When you miss the state where you grew,
There is a candle just for you.
In the early Washington summer,
You smell spring rain,
Wet pine needles,
Fresh blackberries for your ice cream shakes,
And a blanket of wild flowers.
As I sit, middle aged, in the desert,
Dreaming of mountain rain,
A candle is on its way:
It promises the smell of my mother’s Earl Grey Tea,
Cedar and patchouli.
The vanilla and maple blood of trees,
Amber and rhododendron fighting for a shaft of brief sunshine through the trees.
The citrus of bergamot trees and the musk of the wild northwest.
The candle best serves my house late at night,
When a two year old might lose her way to the potty,
Or my teenage pit bull may need a sip of water.
It will light up my kitchen table with memories of my childhood,
While building more for my daughters.
When I open the front door,
Sandalwood from desert rainfall.
When I hold them close,
My vanilla body spray,
and coconut shampoo.
Each strand of scent, a wall to my home.

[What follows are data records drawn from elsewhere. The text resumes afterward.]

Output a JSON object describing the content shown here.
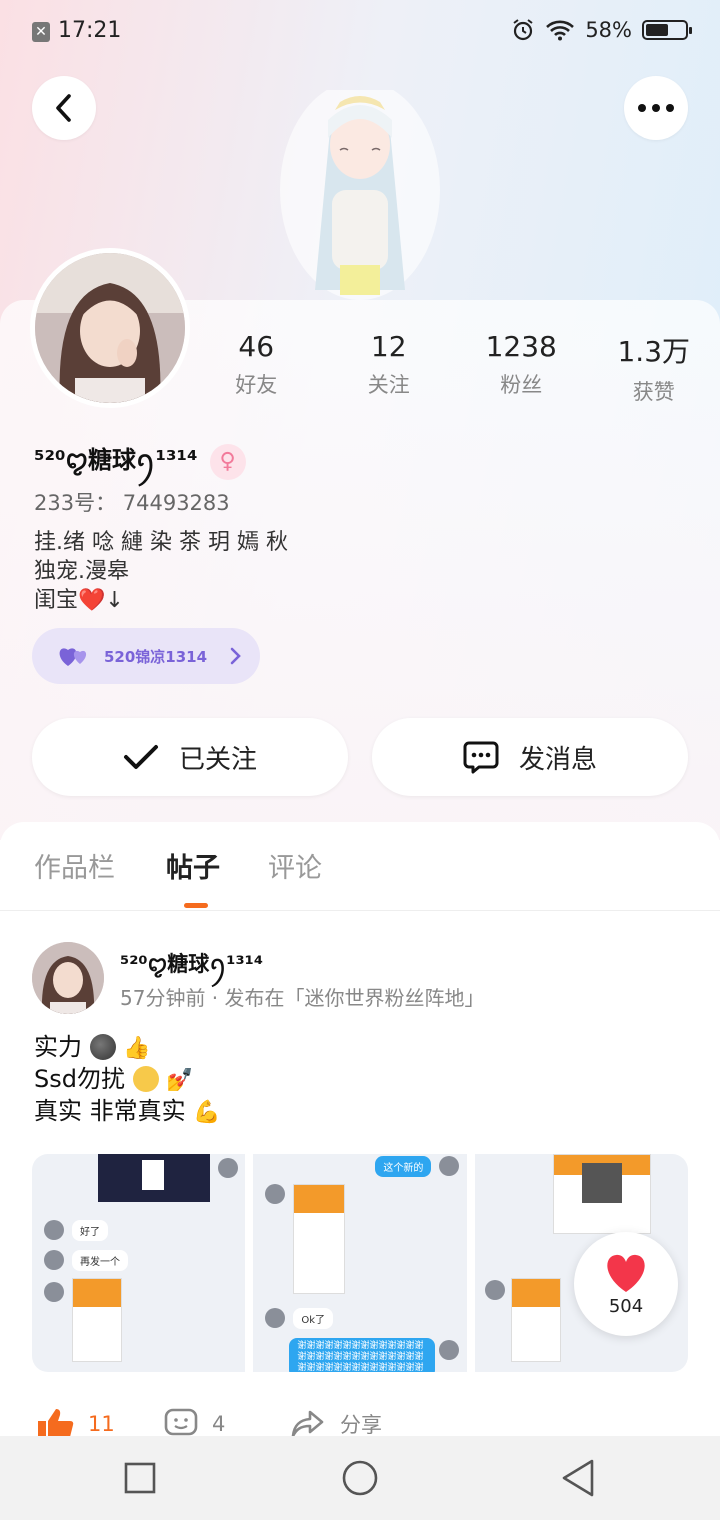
{
  "status_bar": {
    "time": "17:21",
    "battery": "58%",
    "battery_level": 0.58
  },
  "profile": {
    "stats": [
      {
        "value": "46",
        "label": "好友"
      },
      {
        "value": "12",
        "label": "关注"
      },
      {
        "value": "1238",
        "label": "粉丝"
      },
      {
        "value": "1.3万",
        "label": "获赞"
      }
    ],
    "nickname": "⁵²⁰ꨄ糖球ꪆ¹³¹⁴",
    "gender_symbol": "♀",
    "uid": "233号：  74493283",
    "bio_lines": [
      "挂.绪 唸 縺 染 茶 玥 嫣 秋",
      "独宠.漫皋",
      "闺宝❤️↓"
    ],
    "partner_tag": "520锦凉1314",
    "follow_button": "已关注",
    "message_button": "发消息"
  },
  "tabs": [
    {
      "label": "作品栏",
      "active": false
    },
    {
      "label": "帖子",
      "active": true
    },
    {
      "label": "评论",
      "active": false
    }
  ],
  "post": {
    "author": "⁵²⁰ꨄ糖球ꪆ¹³¹⁴",
    "meta": "57分钟前 · 发布在「迷你世界粉丝阵地」",
    "lines": [
      "实力",
      "Ssd勿扰",
      "真实 非常真实"
    ],
    "images": [
      {
        "bubbles": [
          "好了",
          "再发一个"
        ]
      },
      {
        "bubbles": [
          "这个新的",
          "Ok了",
          "谢谢谢谢谢谢谢谢谢谢谢谢谢谢谢谢谢谢谢谢谢谢谢谢谢谢谢谢谢谢谢谢谢谢谢谢谢谢谢谢谢谢谢谢谢谢谢"
        ]
      },
      {
        "bubbles": []
      }
    ],
    "heart_count": "504",
    "like_count": "11",
    "comment_count": "4",
    "share_label": "分享"
  },
  "colors": {
    "accent": "#f56b1e",
    "purple": "#7a63d8",
    "pink": "#f27a9a"
  },
  "icons": [
    "back-icon",
    "more-icon",
    "check-icon",
    "chat-icon",
    "chevron-right-icon",
    "hearts-icon",
    "heart-icon",
    "like-icon",
    "comment-icon",
    "share-icon",
    "nav-recents-icon",
    "nav-home-icon",
    "nav-back-icon"
  ]
}
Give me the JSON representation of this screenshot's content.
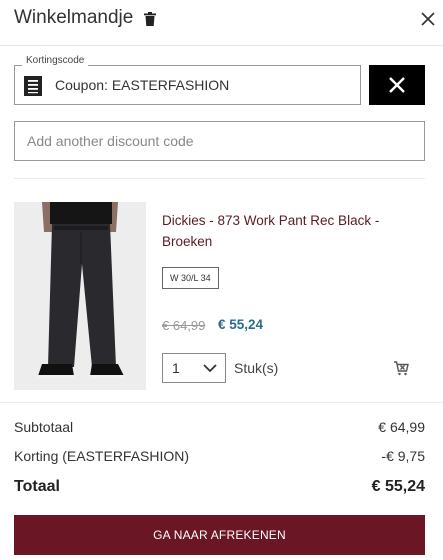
{
  "header": {
    "title": "Winkelmandje",
    "trash_icon": "trash-icon",
    "close_icon": "close-icon"
  },
  "coupon": {
    "legend": "Kortingscode",
    "value": "Coupon: EASTERFASHION",
    "icon": "receipt-icon",
    "remove_icon": "close-icon"
  },
  "discount_input": {
    "placeholder": "Add another discount code",
    "value": ""
  },
  "cart_item": {
    "name": "Dickies - 873 Work Pant Rec Black - Broeken",
    "size": "W 30/L 34",
    "price_old": "€ 64,99",
    "price_new": "€ 55,24",
    "quantity": "1",
    "unit": "Stuk(s)",
    "remove_icon": "cart-remove-icon"
  },
  "summary": {
    "subtotal_label": "Subtotaal",
    "subtotal_value": "€ 64,99",
    "discount_label": "Korting (EASTERFASHION)",
    "discount_value": "-€ 9,75",
    "total_label": "Totaal",
    "total_value": "€ 55,24"
  },
  "checkout_label": "GA NAAR AFREKENEN",
  "colors": {
    "accent": "#6b1624",
    "product_name": "#5c1a26",
    "sale_price": "#2a6d8f"
  }
}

A construction of life, light and mom,
Never to be forgotten.
Prompt 20, Hour 20